With their stretched bodies, immense wingspan and iridescent coloring, dragonflies are a unique sight. But their originality doesn’t end with their looks: As one of the oldest insect species on the planet, they are an early innovator of aerial flight.
Now, a group led by Jane Wang, professor of physics in the College of Arts and Sciences and professor of mechanical and aerospace engineering in the College of Engineering, has untangled the intricate physics and neural controls that enable dragonflies to right themselves while they're falling.
The research reveals a chain of mechanisms that begins with the dragonfly’s eyes – all five of them – and continues through its muscles and wing pitch.
The team’s paper, “Recovery Mechanisms in the Dragonfly Righting Reflex,” published May 12 in Science. Wang co-authored the paper with James Melfi, Ph.D. ’15, and Anthony Leonardo of Howard Hughes Medical Institute (HHMI) in Ashburn, Virginia.
For two decades, Wang has been using complex mathematical modeling to understand the mechanics of insect flight. For Wang, physics is just as important as genetics in explaining the evolution of living organisms.
“Insects are the most abundant species and were the first to discover aerial flight. And dragonflies are some of the most ancient insects,” Wang said. “Trying to look at how they right themselves in air would give us insight about both the origin of flight and how animals evolved neuro-circuitries for balancing in air and navigating through space.”
The project began several years ago when Wang was a visiting scientist at HHMI’s Janelia Research Campus, where her collaborator Leonardo was 3D-tracking dragonflies in a large arena. Wang was inspired to scrutinize them more closely.
“When we looked at their flight behavior, we were simultaneously in awe and frustrated,” she said. “The trajectories are complex and unpredictable. Dragonflies constantly make maneuvers, without following any obvious direction. It’s mysterious.”
To study these flight dynamics and the internal algorithms that govern them, Wang and Melfi designed a controlled-behavioral experiment in which a dragonfly would be dropped upside down from a magnetic tether – a premise not unlike the famous falling cat experiments from the 1800s that showed how certain “hardwired reflexes” resulted in the felines landing on their feet.
Wang and Melfi found that by releasing a dragonfly carefully without leg contact, the insect’sconfounding maneuvers actually followed the same pattern of motion, which the researchers were able to capture with three high-speed video cameras filming at 4,000 frames per second. Markers were put on the dragonfly’s wings and body, and the motions were reconstructed via 3D-tracking software.
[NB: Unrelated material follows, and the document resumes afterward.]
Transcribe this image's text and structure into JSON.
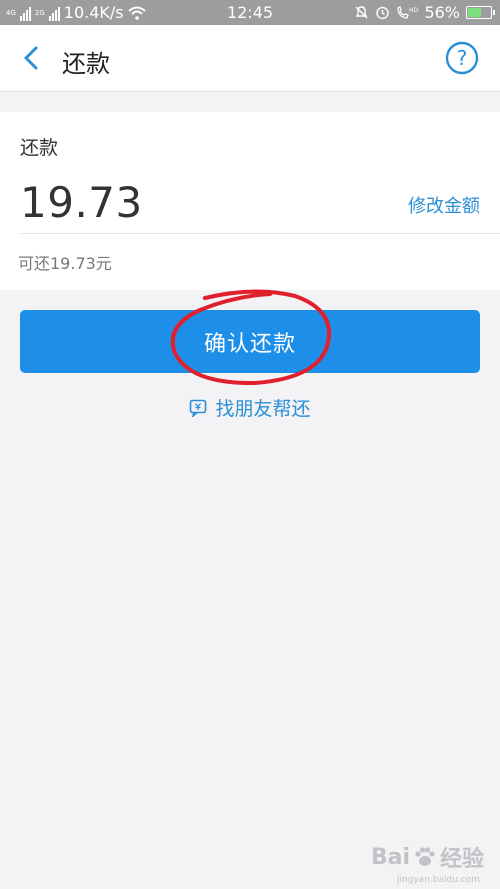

Then came the most challenging part: trying to make sense of the movements. The researchers had to consider numerous factors – from the unsteady aerodynamics of wing and air interactions to the way a dragonfly’s body responds to its wings flapping. There’s also that persnickety force that all earthly beings must eventually contend with: gravity.
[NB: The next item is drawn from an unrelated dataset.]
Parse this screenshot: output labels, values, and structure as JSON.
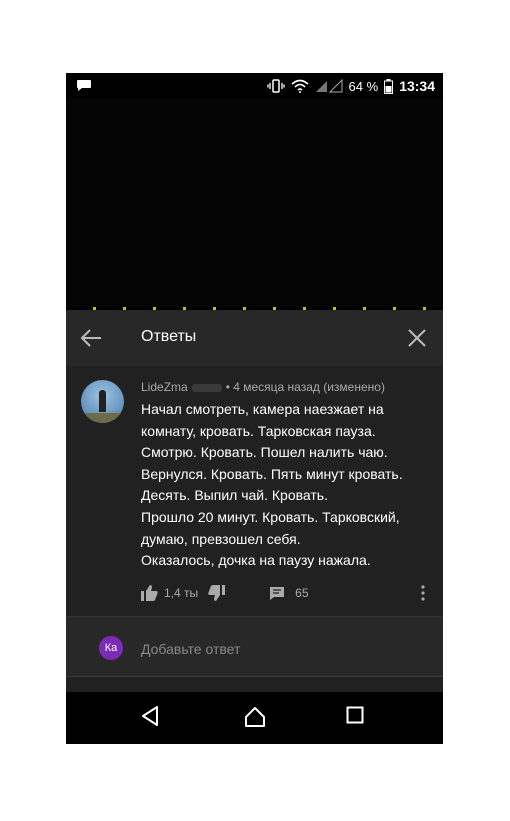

Wang and Melfi were able to create a computational model that successfully simulated the dragonfly’s aerobatics. But one key question lingered: How do dragonflies know they are falling, so that they can correct their trajectory?
Wang realized that, unlike humans who have an inertial sense, dragonflies could rely on their two visual systems – a pair of large compound eyes, and three simple eyes called ocelli – to gauge their uprightness.
She tested her theory by blocking a dragonfly’s eyes with paint and repeating the experiment. This time, the dragonfly had much more difficulty recovering midflight.
“These experiments suggest that vision is the first and dominant pathway to initiate the dragonfly’s righting reflex,” Wang said.
That visual cue triggers a series of reflexes that sends neural signals to the dragonfly’s four wings, which are driven by a set of direct muscles that modulate the left-wing and right-wing pitch asymmetry accordingly. With three or four wing strokes, a tumbling dragonfly can roll 180 degrees and resume flying right-side up. The entire process takes about 200 milliseconds.
“What was difficult was figuring out the key control strategy from the experimental data,” Wang said. “It took us a very long time to understand the mechanism by which a small amount of pitch asymmetry can lead to the observed rotation. The key asymmetry is hidden among many other changes.”
The combination of kinematic analysis, physical modeling and 3D flight simulations now gives researchers a noninvasive way to infer the crucial connections between an animal’s observed behaviors and the internal procedures that control them. These insights can also be used by engineers looking to improve the performance of small flying machines and robots.
“Flight control on the timescale of tens or hundreds of milliseconds is difficult to engineer,” Wang said. “Small flapping machines now can take off and turn, but still have trouble remaining in the air. When they tilt, it is hard to correct. One of the things that animals have to do is precisely solve these kinds of problems.”
The research was supported by the Janelia Research Campus’ Visiting Scientist Program and the Simons Fellowship in Mathematics.